Stains and Tears are all over his clothes!
Ripping through the knees on khakis, jeans and even pajamas! Grass stains, mud stains, pasta stains, paint stains and unidentifiable stains... Thank goodness clothes shopping for Little Man was easy & cheap!
Roughhousing is innate!
Boys are naturally physical. Jumping off furniture, climbing up 'walls', the rolling on each other, you name it... Play fighting and roughhousing is hard-wired into many boys. It's how they connect *gulp* and often leaving me nervous. But the experts say it's healthy, that's how they foster positive relationships, boost the body's feel-good chemicals and promote intelligence *raise eyebrows* and somehow after watching how my Little Man plays with his friends or even observing other boys playing together... I just had to agree with the experts!
He's one goofy boy!
Boy humour can be extra goofy and I don't get it sometimes. He tells me that my dinner tastes like poop. He calls anything and everything poopy even sing about poop *arggh* sometimes I laugh but most times I scold and because I did what I did, the poop talk was given more value. I have since decided to not give anymore attention to such talks!

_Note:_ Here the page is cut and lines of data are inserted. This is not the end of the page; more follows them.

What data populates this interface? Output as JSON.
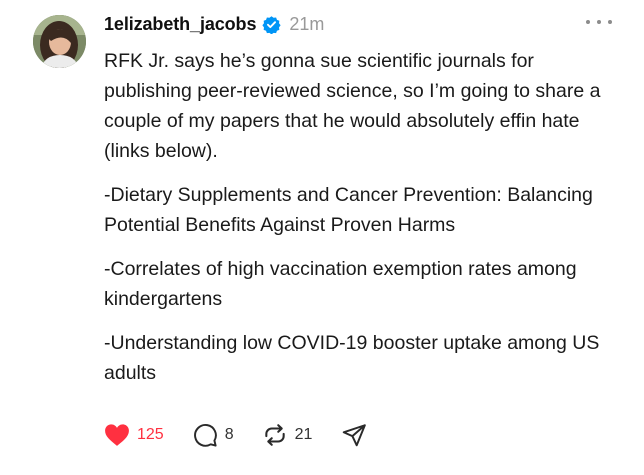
{
  "post": {
    "username": "1elizabeth_jacobs",
    "timestamp": "21m",
    "verified": true,
    "paragraphs": [
      "RFK Jr. says he’s gonna sue scientific journals for publishing peer-reviewed science, so I’m going to share a couple of my papers that he would absolutely effin hate (links below).",
      "-Dietary Supplements and Cancer Prevention: Balancing Potential Benefits Against Proven Harms",
      "-Correlates of high vaccination exemption rates among kindergartens",
      "-Understanding low COVID-19 booster uptake among US adults"
    ],
    "actions": {
      "likes": "125",
      "replies": "8",
      "reposts": "21"
    }
  },
  "colors": {
    "like_red": "#ff3040",
    "verified_blue": "#0095f6",
    "muted_gray": "#999999"
  },
  "icons": {
    "more": "more-horizontal-icon",
    "like": "heart-filled-icon",
    "reply": "comment-icon",
    "repost": "repost-icon",
    "share": "send-icon"
  }
}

Guns and swords are part of his DNA
As much as I tried to disallow toy weapons, it just make it much more exciting to the boy! He's able to pretend using a weapon out of anything he could lay his hands on. So I've since given up trying. What I've learned was, what we see as violence, the boy sees as a dream of saving the world. Pretend play involving fantasy aggression - whether it's cops and robbers or zombie apocalypse - can be a useful way for boys to understand right and wrong.

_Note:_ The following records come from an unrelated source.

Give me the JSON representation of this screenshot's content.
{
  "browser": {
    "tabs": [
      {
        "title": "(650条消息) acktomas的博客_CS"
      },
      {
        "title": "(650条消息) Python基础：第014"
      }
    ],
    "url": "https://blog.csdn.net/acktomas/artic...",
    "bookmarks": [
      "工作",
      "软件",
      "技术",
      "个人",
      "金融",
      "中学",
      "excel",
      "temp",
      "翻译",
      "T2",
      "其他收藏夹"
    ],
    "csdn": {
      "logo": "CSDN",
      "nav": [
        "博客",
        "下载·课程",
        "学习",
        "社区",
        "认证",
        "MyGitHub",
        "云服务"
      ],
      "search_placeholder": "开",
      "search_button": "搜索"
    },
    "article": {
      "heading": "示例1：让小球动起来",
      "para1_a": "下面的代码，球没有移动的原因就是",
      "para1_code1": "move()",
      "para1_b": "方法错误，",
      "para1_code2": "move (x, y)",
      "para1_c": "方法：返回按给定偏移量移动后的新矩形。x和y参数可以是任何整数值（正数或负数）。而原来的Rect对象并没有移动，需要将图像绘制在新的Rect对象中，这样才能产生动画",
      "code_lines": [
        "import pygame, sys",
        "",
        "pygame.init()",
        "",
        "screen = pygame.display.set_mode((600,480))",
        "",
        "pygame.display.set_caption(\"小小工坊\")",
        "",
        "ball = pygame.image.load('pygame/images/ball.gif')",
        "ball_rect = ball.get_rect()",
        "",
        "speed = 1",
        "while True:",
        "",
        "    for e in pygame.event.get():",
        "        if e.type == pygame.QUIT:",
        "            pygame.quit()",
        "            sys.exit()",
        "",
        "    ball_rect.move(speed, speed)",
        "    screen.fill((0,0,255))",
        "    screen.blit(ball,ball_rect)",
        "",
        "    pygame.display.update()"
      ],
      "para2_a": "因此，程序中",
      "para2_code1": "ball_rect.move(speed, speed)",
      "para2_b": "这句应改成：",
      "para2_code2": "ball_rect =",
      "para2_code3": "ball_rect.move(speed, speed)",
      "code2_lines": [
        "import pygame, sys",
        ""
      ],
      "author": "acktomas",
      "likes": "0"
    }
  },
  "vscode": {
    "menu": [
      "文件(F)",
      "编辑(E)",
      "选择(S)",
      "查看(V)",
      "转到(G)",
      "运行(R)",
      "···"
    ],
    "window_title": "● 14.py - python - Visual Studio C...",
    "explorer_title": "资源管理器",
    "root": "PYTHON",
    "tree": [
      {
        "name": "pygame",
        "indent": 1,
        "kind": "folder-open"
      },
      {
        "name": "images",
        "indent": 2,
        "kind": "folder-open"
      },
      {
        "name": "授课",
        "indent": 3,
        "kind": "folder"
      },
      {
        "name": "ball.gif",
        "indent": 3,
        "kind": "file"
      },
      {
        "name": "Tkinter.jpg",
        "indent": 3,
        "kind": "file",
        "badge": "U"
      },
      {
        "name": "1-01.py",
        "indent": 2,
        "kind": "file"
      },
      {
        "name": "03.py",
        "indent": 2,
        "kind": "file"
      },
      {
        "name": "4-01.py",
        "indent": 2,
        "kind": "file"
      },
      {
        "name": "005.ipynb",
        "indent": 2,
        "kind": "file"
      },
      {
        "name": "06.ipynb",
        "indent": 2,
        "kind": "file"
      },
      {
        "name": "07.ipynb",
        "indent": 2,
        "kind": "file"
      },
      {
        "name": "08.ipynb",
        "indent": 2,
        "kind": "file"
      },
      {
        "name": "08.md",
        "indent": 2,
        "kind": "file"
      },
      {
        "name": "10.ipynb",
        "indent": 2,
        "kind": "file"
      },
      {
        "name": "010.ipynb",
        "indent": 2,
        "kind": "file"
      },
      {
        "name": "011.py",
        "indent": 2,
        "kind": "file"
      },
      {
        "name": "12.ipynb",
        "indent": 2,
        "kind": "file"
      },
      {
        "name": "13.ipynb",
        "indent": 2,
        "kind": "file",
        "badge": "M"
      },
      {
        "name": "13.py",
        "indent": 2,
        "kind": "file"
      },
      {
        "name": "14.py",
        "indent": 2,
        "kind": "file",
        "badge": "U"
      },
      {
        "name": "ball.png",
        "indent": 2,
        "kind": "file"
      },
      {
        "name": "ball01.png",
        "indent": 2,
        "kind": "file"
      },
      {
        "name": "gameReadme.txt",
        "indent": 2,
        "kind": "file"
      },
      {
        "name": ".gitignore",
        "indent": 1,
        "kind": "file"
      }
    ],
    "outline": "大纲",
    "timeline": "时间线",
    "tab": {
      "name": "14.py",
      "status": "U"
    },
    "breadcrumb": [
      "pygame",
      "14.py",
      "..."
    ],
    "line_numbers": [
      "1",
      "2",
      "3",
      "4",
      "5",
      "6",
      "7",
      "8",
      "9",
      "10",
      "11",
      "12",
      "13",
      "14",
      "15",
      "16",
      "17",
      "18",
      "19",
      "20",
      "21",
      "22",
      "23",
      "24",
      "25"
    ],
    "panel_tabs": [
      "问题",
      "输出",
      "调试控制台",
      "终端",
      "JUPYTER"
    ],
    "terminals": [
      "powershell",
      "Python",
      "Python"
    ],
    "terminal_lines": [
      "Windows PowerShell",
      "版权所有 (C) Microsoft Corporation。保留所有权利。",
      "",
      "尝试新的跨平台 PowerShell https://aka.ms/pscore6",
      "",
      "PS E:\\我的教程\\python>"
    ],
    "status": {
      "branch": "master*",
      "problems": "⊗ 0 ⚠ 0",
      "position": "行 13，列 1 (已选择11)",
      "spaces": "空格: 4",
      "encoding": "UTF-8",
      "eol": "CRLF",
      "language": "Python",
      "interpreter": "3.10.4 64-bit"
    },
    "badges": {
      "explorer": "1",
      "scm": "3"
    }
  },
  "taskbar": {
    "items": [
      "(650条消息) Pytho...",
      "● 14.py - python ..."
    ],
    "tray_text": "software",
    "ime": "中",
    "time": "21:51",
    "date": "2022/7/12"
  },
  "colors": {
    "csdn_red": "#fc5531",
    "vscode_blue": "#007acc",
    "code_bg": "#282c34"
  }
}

Making a trip to the A&E is expected
Boys will be boys! 8 out of 10 boys (base on my own observations) have been rushed to the A&E due to accidents they met when playing, running or during physical activities. It's no difference with Little Man! At age two he sustained a 6-7 stitches long cut on his left eye-lid.

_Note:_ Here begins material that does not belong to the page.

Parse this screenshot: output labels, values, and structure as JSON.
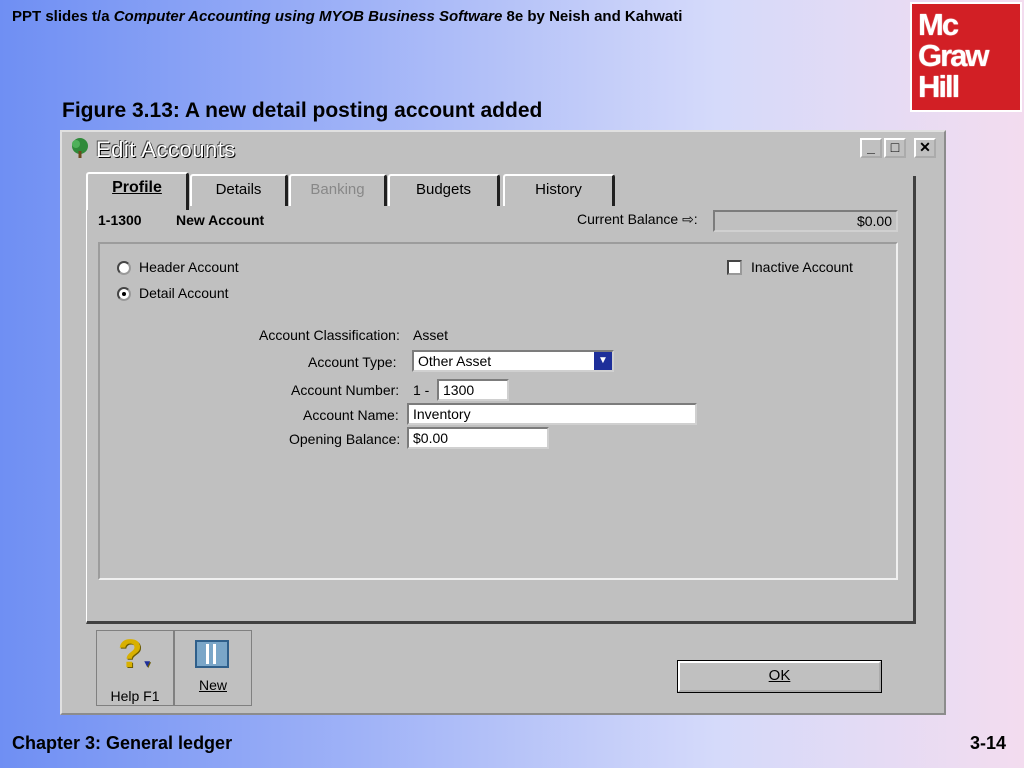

The recent incident which almost led us sending him to the A&E was when he swallowed more than 8 cherry seeds and turning to me with his purple lips due to cyanide poisoning!!!
I try hard to stay calm and collected on the outside even when I was freaking out inside.
Listening skills doesn't come naturallyWhile girls' hearing is more sensitive, boys tend to be more tactile, less verbal and more impulsive. It takes at least 1 minute of repeatedly calling out my son's name to get his attention. This is not a disorder, it's just the way this boy is wired. So instead of yelling my instructions from afar, I am making the effort to get his attention by walking to him to get my instructions delivered by being physically in front of him.
3-2-1 and he forgets
He forgets his homework, water bottle, wallet, consent forms... and on and on! He forgets, I nag, yell, complain, threaten and punish! There's a saying, "A child who forgets has a parent who always remembers!", so it's really not his fault that he's forgetful then.
I am now going to apply these rules - stop remembering for him, I won't say "I told you so!", and will not tell him what will happen... just let the consequences do the talking for me!